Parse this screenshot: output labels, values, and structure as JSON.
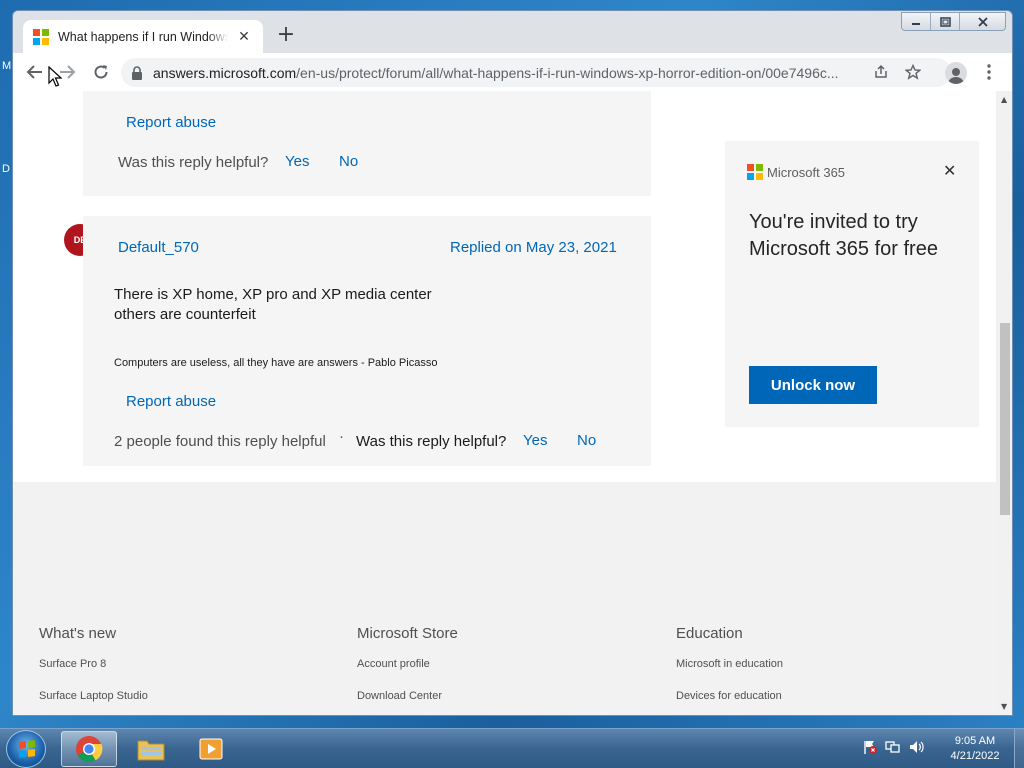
{
  "desktop": {
    "left_letters": [
      "M",
      "D"
    ]
  },
  "browser": {
    "tab": {
      "title": "What happens if I run Windows XP Horror Edition on"
    },
    "url": {
      "host": "answers.microsoft.com",
      "path": "/en-us/protect/forum/all/what-happens-if-i-run-windows-xp-horror-edition-on/00e7496c..."
    }
  },
  "reply_top": {
    "report_label": "Report abuse",
    "helpful_question": "Was this reply helpful?",
    "yes_label": "Yes",
    "no_label": "No"
  },
  "reply_default570": {
    "avatar_initials": "DE",
    "author": "Default_570",
    "date": "Replied on May 23, 2021",
    "body_line1": "There is XP home, XP pro and XP media center",
    "body_line2": "others are counterfeit",
    "signature": "Computers are useless, all they have are answers - Pablo Picasso",
    "report_label": "Report abuse",
    "helpful_count": "2 people found this reply helpful",
    "separator": "·",
    "helpful_question": "Was this reply helpful?",
    "yes_label": "Yes",
    "no_label": "No"
  },
  "ad": {
    "brand": "Microsoft 365",
    "headline": "You're invited to try Microsoft 365 for free",
    "button": "Unlock now"
  },
  "footer": {
    "columns": [
      {
        "title": "What's new",
        "items": [
          "Surface Pro 8",
          "Surface Laptop Studio"
        ]
      },
      {
        "title": "Microsoft Store",
        "items": [
          "Account profile",
          "Download Center"
        ]
      },
      {
        "title": "Education",
        "items": [
          "Microsoft in education",
          "Devices for education"
        ]
      }
    ]
  },
  "taskbar": {
    "time": "9:05 AM",
    "date": "4/21/2022"
  },
  "colors": {
    "ms_red": "#f25022",
    "ms_green": "#7fba00",
    "ms_blue": "#00a4ef",
    "ms_yellow": "#ffb900",
    "link": "#0067b8"
  }
}
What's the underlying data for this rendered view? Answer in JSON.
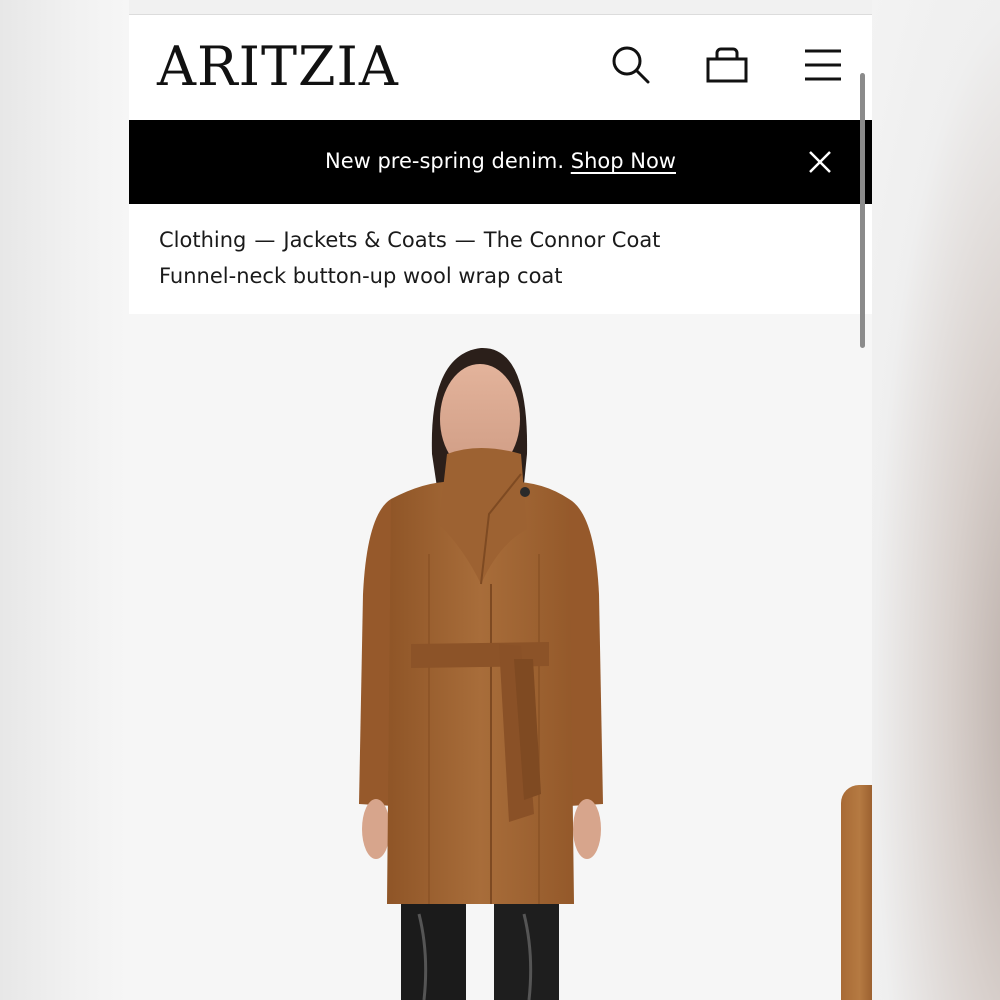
{
  "header": {
    "logo": "ARITZIA",
    "icons": [
      "search-icon",
      "shopping-bag-icon",
      "menu-icon"
    ]
  },
  "banner": {
    "text": "New pre-spring denim.",
    "link": "Shop Now",
    "close_icon": "close-icon"
  },
  "breadcrumb": {
    "items": [
      "Clothing",
      "Jackets & Coats",
      "The Connor Coat"
    ],
    "separator": "—"
  },
  "product": {
    "description": "Funnel-neck button-up wool wrap coat",
    "coat_color": "#a86d3a"
  },
  "colors": {
    "banner_bg": "#000000",
    "text": "#1a1a1a"
  }
}
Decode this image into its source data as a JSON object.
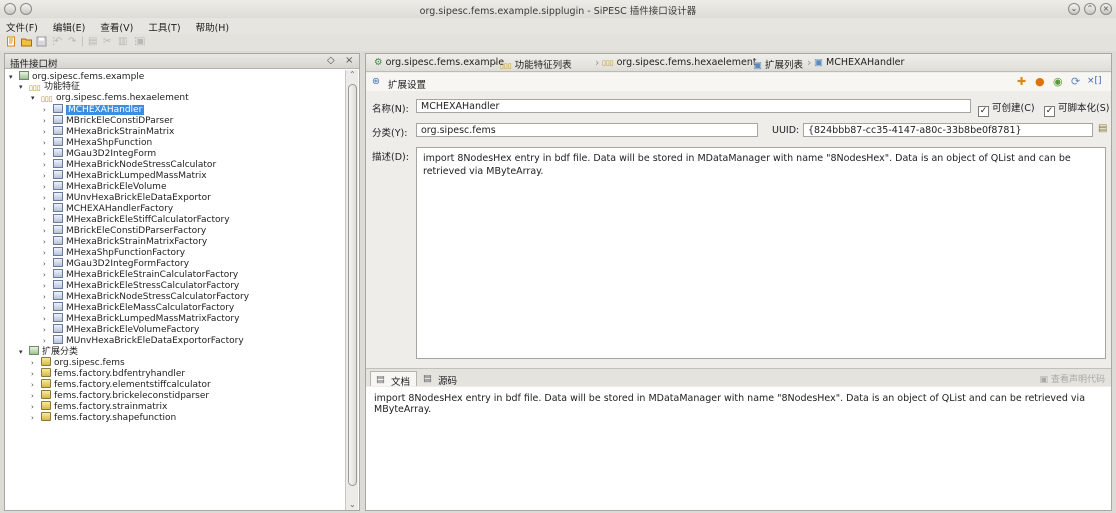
{
  "window": {
    "title": "org.sipesc.fems.example.sipplugin - SiPESC 插件接口设计器"
  },
  "menu": [
    "文件(F)",
    "编辑(E)",
    "查看(V)",
    "工具(T)",
    "帮助(H)"
  ],
  "left_panel": {
    "title": "插件接口树",
    "tree": {
      "root": "org.sipesc.fems.example",
      "group1": "功能特征",
      "package": "org.sipesc.fems.hexaelement",
      "classes": [
        "MCHEXAHandler",
        "MBrickEleConstiDParser",
        "MHexaBrickStrainMatrix",
        "MHexaShpFunction",
        "MGau3D2IntegForm",
        "MHexaBrickNodeStressCalculator",
        "MHexaBrickLumpedMassMatrix",
        "MHexaBrickEleVolume",
        "MUnvHexaBrickEleDataExportor",
        "MCHEXAHandlerFactory",
        "MHexaBrickEleStiffCalculatorFactory",
        "MBrickEleConstiDParserFactory",
        "MHexaBrickStrainMatrixFactory",
        "MHexaShpFunctionFactory",
        "MGau3D2IntegFormFactory",
        "MHexaBrickEleStrainCalculatorFactory",
        "MHexaBrickEleStressCalculatorFactory",
        "MHexaBrickNodeStressCalculatorFactory",
        "MHexaBrickEleMassCalculatorFactory",
        "MHexaBrickLumpedMassMatrixFactory",
        "MHexaBrickEleVolumeFactory",
        "MUnvHexaBrickEleDataExportorFactory"
      ],
      "group2": "扩展分类",
      "folders": [
        "org.sipesc.fems",
        "fems.factory.bdfentryhandler",
        "fems.factory.elementstiffcalculator",
        "fems.factory.brickeleconstidparser",
        "fems.factory.strainmatrix",
        "fems.factory.shapefunction"
      ]
    }
  },
  "breadcrumb": [
    "org.sipesc.fems.example",
    "功能特征列表",
    "org.sipesc.fems.hexaelement",
    "扩展列表",
    "MCHEXAHandler"
  ],
  "ext_settings": {
    "title": "扩展设置",
    "name_label": "名称(N):",
    "name_value": "MCHEXAHandler",
    "creatable_label": "可创建(C)",
    "scriptable_label": "可脚本化(S)",
    "category_label": "分类(Y):",
    "category_value": "org.sipesc.fems",
    "uuid_label": "UUID:",
    "uuid_value": "{824bbb87-cc35-4147-a80c-33b8be0f8781}",
    "desc_label": "描述(D):",
    "desc_value": "import 8NodesHex entry in bdf file. Data will be stored in MDataManager with name \"8NodesHex\". Data is an object of QList and can be retrieved via MByteArray."
  },
  "tabs": {
    "doc": "文档",
    "source": "源码",
    "view_decl": "查看声明代码"
  },
  "doc_text": "import 8NodesHex entry in bdf file. Data will be stored in MDataManager with name \"8NodesHex\". Data is an object of QList and can be retrieved via MByteArray."
}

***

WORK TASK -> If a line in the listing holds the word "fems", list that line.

ANSWER TO THIS TASK ->
    "title": "org.sipesc.fems.example.sipplugin - SiPESC 插件接口设计器"
      "root": "org.sipesc.fems.example",
      "package": "org.sipesc.fems.hexaelement",
        "org.sipesc.fems",
        "fems.factory.bdfentryhandler",
        "fems.factory.elementstiffcalculator",
        "fems.factory.brickeleconstidparser",
        "fems.factory.strainmatrix",
        "fems.factory.shapefunction"
    "org.sipesc.fems.example",
    "org.sipesc.fems.hexaelement",
    "category_value": "org.sipesc.fems",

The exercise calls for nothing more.